For the records below, work out the number of lines holding "this" and reply with only that.
(Data shown begins)
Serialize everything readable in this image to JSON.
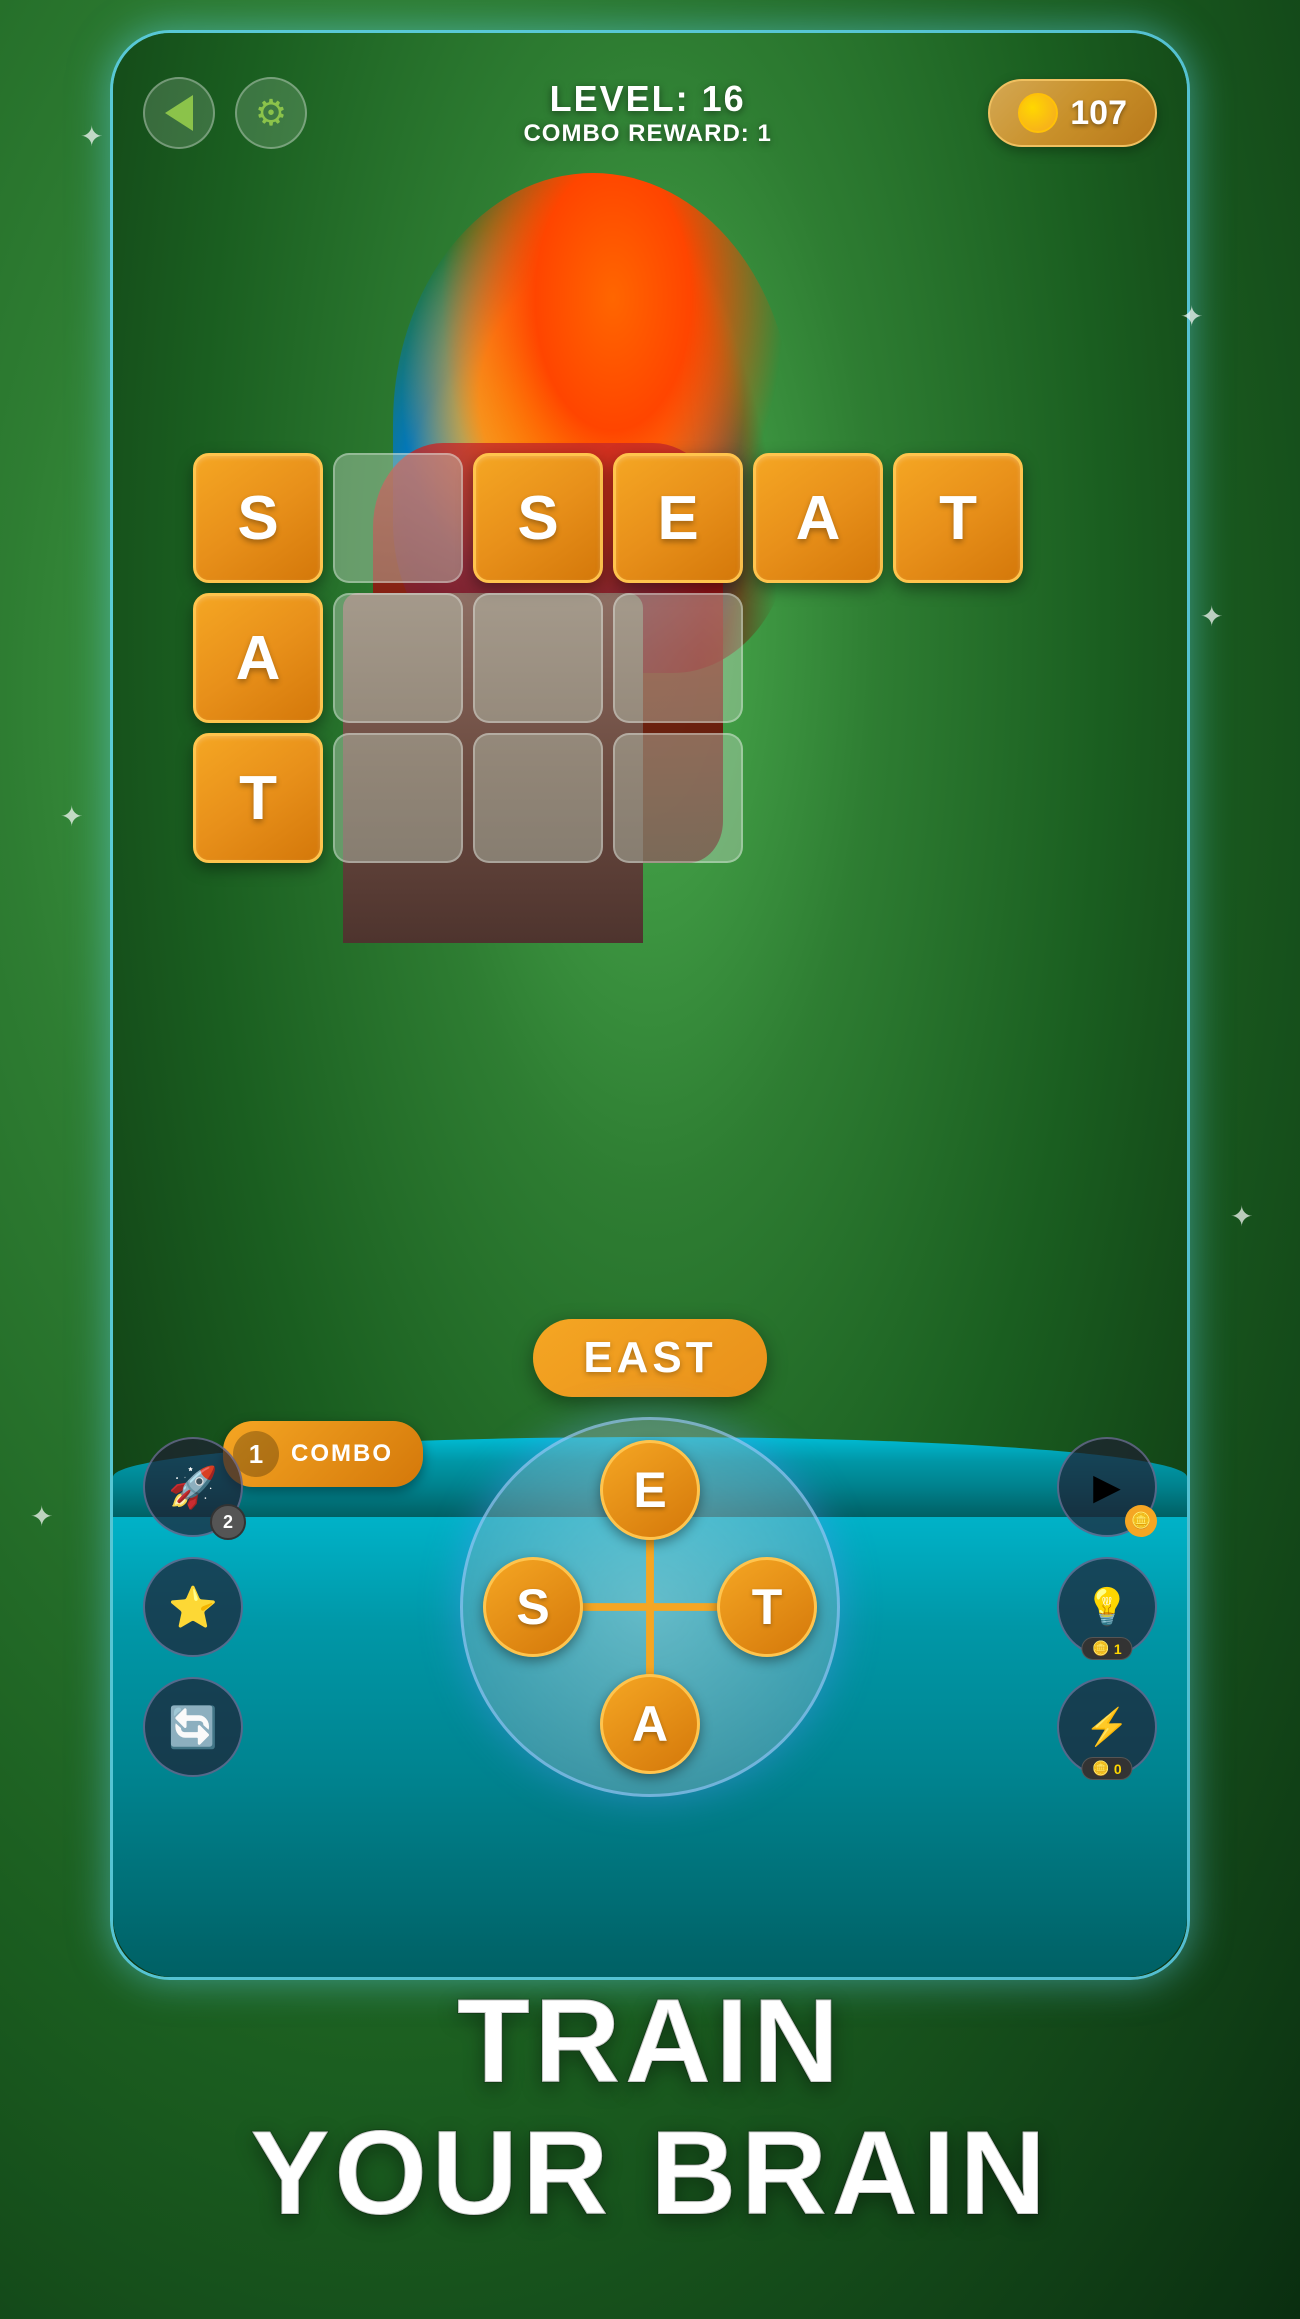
{
  "header": {
    "level_label": "LEVEL: 16",
    "combo_reward_label": "COMBO REWARD: 1",
    "coins": "107",
    "back_button_label": "back",
    "settings_label": "settings"
  },
  "grid": {
    "tiles": [
      {
        "letter": "S",
        "filled": true,
        "row": 0,
        "col": 0
      },
      {
        "letter": "",
        "filled": false,
        "row": 0,
        "col": 1
      },
      {
        "letter": "S",
        "filled": true,
        "row": 0,
        "col": 2
      },
      {
        "letter": "E",
        "filled": true,
        "row": 0,
        "col": 3
      },
      {
        "letter": "A",
        "filled": true,
        "row": 0,
        "col": 4
      },
      {
        "letter": "T",
        "filled": true,
        "row": 0,
        "col": 5
      },
      {
        "letter": "A",
        "filled": true,
        "row": 1,
        "col": 0
      },
      {
        "letter": "",
        "filled": false,
        "row": 1,
        "col": 1
      },
      {
        "letter": "",
        "filled": false,
        "row": 1,
        "col": 2
      },
      {
        "letter": "",
        "filled": false,
        "row": 1,
        "col": 3
      },
      {
        "letter": "T",
        "filled": true,
        "row": 2,
        "col": 0
      },
      {
        "letter": "",
        "filled": false,
        "row": 2,
        "col": 1
      },
      {
        "letter": "",
        "filled": false,
        "row": 2,
        "col": 2
      },
      {
        "letter": "",
        "filled": false,
        "row": 2,
        "col": 3
      }
    ]
  },
  "current_word": "EAST",
  "wheel": {
    "letters": {
      "top": "E",
      "right": "T",
      "bottom": "A",
      "left": "S"
    }
  },
  "combo": {
    "count": "1",
    "label": "COMBO"
  },
  "power_buttons": [
    {
      "icon": "🚀",
      "badge": "2",
      "name": "rocket"
    },
    {
      "icon": "⭐",
      "badge": null,
      "name": "star"
    },
    {
      "icon": "🔄",
      "badge": null,
      "name": "shuffle"
    }
  ],
  "right_buttons": [
    {
      "icon": "▶",
      "badge": null,
      "name": "video-coins"
    },
    {
      "icon": "💡",
      "badge": "1",
      "name": "hint"
    },
    {
      "icon": "⚡",
      "badge": "0",
      "name": "lightning"
    }
  ],
  "tagline": {
    "line1": "TRAIN",
    "line2": "YOUR BRAIN"
  }
}
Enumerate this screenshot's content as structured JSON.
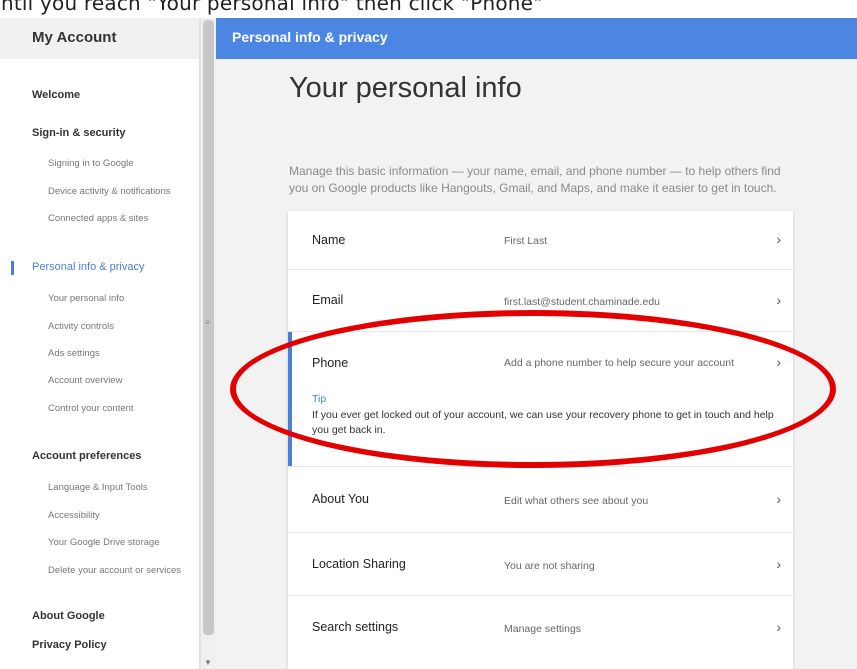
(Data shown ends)
- **Answer for the task**: 2